“In spite of the national terror that this black woman born in the 1920s had to bear, she built the porch that allowed us to learn how to write, learn how to read, learn how to reckon, learn how to actually think about what a radical Christ meant in our lives,” Laymon said. “So, you know, there ain’t no me without my grandmama, and there’s no book without my grandmama’s porch.”

Laymon and Foster highlighted the importance of black women — especially their mothers and grandmothers — in their lives and the history of the nation. Wendy Nicholson, an Oxford community member, appreciated this focus.

“My initial thought was, ‘Someone gets me,’” Nicholson said. “African-American women … have contributed so much, and yet we get so little credit.”

Foster asked Laymon about his precise use of language. His book is titled “Heavy” as a tribute to language — it was a word he kept hearing as he interviewed family members. Laymon said he pays close attention to how language is used.

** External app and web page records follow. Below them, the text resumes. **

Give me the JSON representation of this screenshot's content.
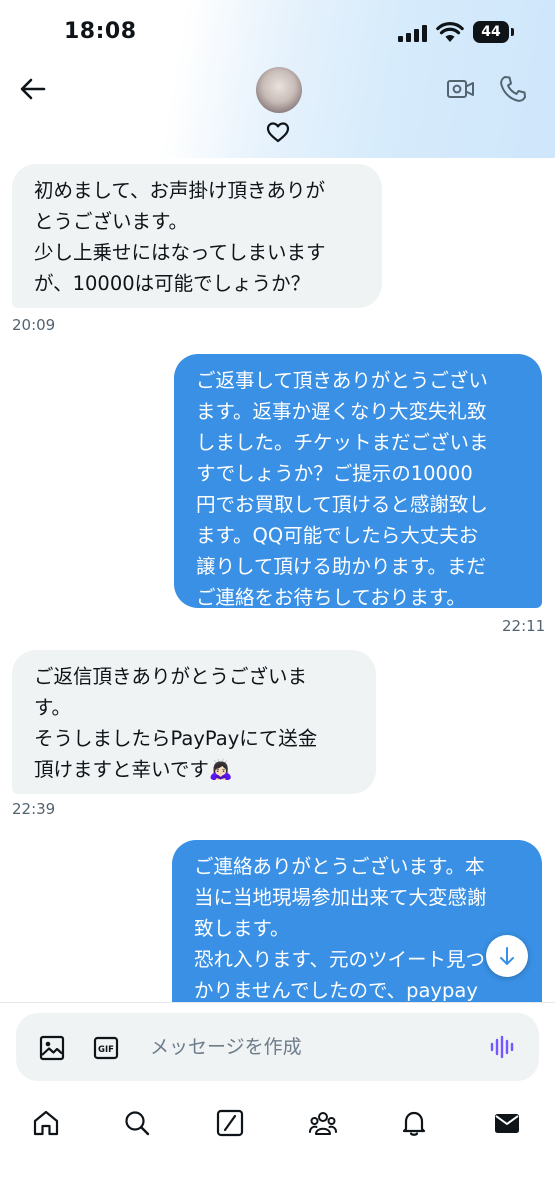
{
  "status_bar": {
    "time": "18:08",
    "battery": "44"
  },
  "header": {
    "has_heart": true
  },
  "messages": [
    {
      "direction": "incoming",
      "text": "初めまして、お声掛け頂きありが\nとうございます。\n少し上乗せにはなってしまいます\nが、10000は可能でしょうか？",
      "time": "20:09"
    },
    {
      "direction": "outgoing",
      "text": "ご返事して頂きありがとうござい\nます。返事か遅くなり大変失礼致\nしました。チケットまだございま\nすでしょうか？ご提示の10000\n円でお買取して頂けると感謝致し\nます。QQ可能でしたら大丈夫お\n譲りして頂ける助かります。まだ\nご連絡をお待ちしております。",
      "time": "22:11"
    },
    {
      "direction": "incoming",
      "text": "ご返信頂きありがとうございま\nす。\nそうしましたらPayPayにて送金\n頂けますと幸いです🙇🏻‍♀️",
      "time": "22:39"
    },
    {
      "direction": "outgoing",
      "text": "ご連絡ありがとうございます。本\n当に当地現場参加出来て大変感謝\n致します。\n恐れ入ります、元のツイート見つ\nかりませんでしたので、paypay\n送金前に再度取引の詳細を確認さ",
      "time": ""
    }
  ],
  "composer": {
    "placeholder": "メッセージを作成"
  },
  "colors": {
    "outgoing_bubble": "#3990e5",
    "incoming_bubble": "#eff3f4",
    "voice_icon": "#7856ff"
  },
  "tabs": [
    "home-icon",
    "search-icon",
    "grok-icon",
    "communities-icon",
    "notifications-icon",
    "messages-icon"
  ]
}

“We don’t bend that language just to bend it,” Laymon said. “We bend it to make space in this America that often believes that we have nothing — particularly black Southerners.”

Katelyn Hutson, a sophomore international studies major, said she was struck by Laymon’s use of language.

“There were a few times I almost took out a notebook to write (it) down because he had an incredibly poetic way of wording things,” she said.

The second part of Laymon’s book’s title, “An American Memoir,” acknowledges the paradoxes he addresses in his work.

“On one hand, this book is a critique of all the American memoirs that came before it. Another reason I call it ‘An American Memoir’ is because, although I am hypercritical of this nation, I also am of this nation,” Laymon said.

Laymon consistently analyzed other paradoxes during his discussion with Foster, including a woman who sexually abused him who he also saw experience sexual abuse, the fact that he both loved and was hurt by his mother and other events that he considered deeply traumatic but funny.

“What I’m trying to do is push readers to make decisions that readers might not want to make when reading about trauma,” Laymon said.

Laymon and Foster discussed the contradictions Laymon had to confront in the writing of his book as well as those inherent in their discussion.

“You and me, two black-ass brothers, we’re having this conversation in front of (the Mississippi State Flag), in this building where you know numerous black men who looked like us didn’t have a chance of walking out free,” Laymon said. “That’s absurd to me.”

Foster hoped that audience members would walk away more willing to face these uncomfortable paradoxes.

“I would really like to see the folks that were there to take this language as a call for being honest with ourselves and reckoning with ourselves and our history in pursuit of something better,” Foster said.